WORK ITEM:
Give the number of lines in the data that contain "product", and nothing more.

RECORD SET:

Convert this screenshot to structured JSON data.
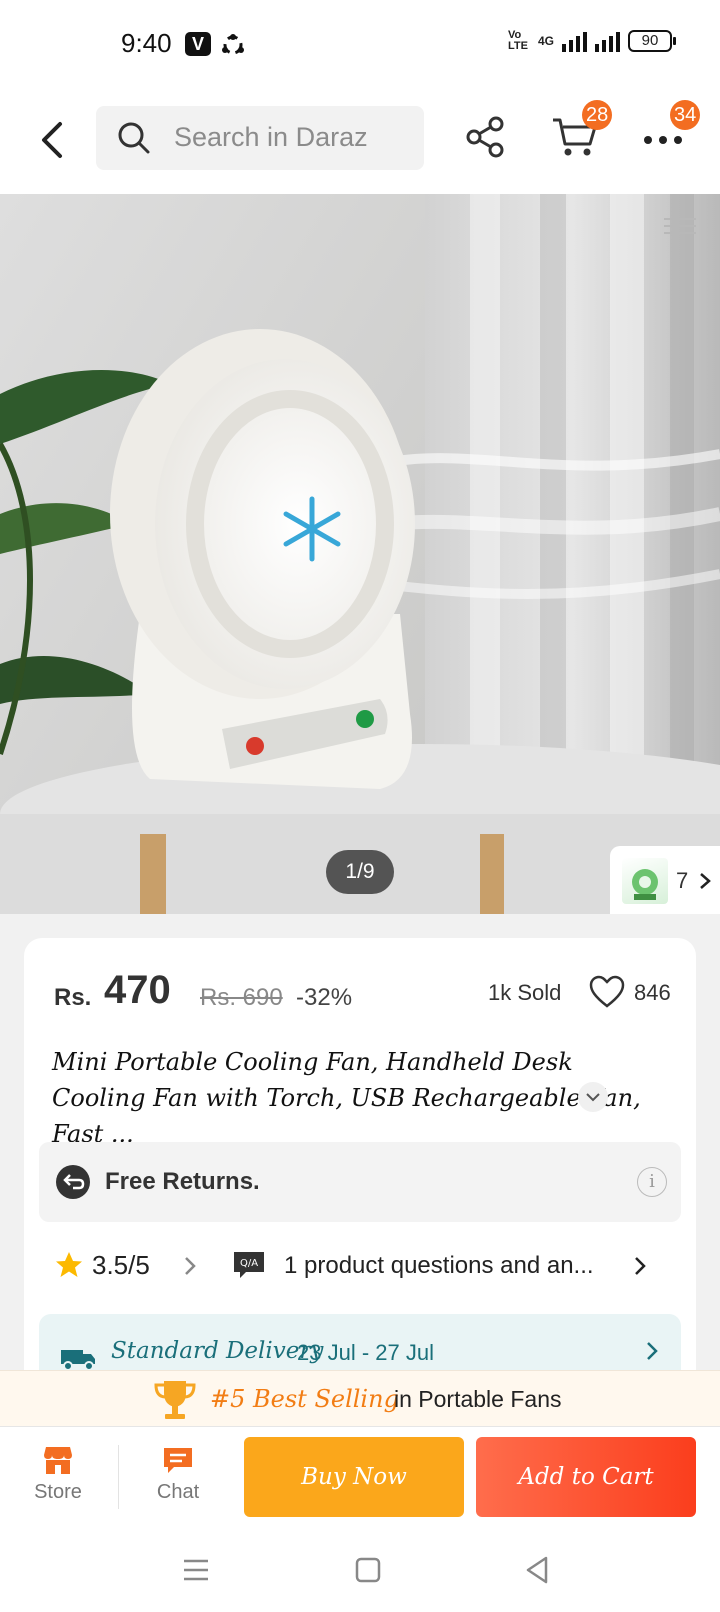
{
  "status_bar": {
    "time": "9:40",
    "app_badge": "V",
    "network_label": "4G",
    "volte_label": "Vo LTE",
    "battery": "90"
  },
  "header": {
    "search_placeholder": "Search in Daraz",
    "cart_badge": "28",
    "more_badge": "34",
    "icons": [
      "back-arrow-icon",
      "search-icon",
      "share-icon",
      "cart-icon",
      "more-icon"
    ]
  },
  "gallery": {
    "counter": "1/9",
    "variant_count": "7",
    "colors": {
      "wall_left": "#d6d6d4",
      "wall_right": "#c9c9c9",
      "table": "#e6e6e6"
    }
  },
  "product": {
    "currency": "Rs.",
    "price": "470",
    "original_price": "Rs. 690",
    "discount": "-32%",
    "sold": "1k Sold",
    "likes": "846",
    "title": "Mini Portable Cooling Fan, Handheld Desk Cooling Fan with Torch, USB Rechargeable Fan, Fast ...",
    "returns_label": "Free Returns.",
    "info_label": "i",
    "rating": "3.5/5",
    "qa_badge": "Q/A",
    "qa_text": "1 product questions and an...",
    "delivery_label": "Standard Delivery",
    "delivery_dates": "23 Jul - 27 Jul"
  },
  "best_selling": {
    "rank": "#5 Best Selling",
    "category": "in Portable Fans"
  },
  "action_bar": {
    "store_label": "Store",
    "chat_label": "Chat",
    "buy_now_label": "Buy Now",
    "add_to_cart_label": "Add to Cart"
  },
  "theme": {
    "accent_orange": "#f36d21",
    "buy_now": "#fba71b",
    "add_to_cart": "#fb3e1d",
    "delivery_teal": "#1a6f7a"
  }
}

RESPONSE AREA:
2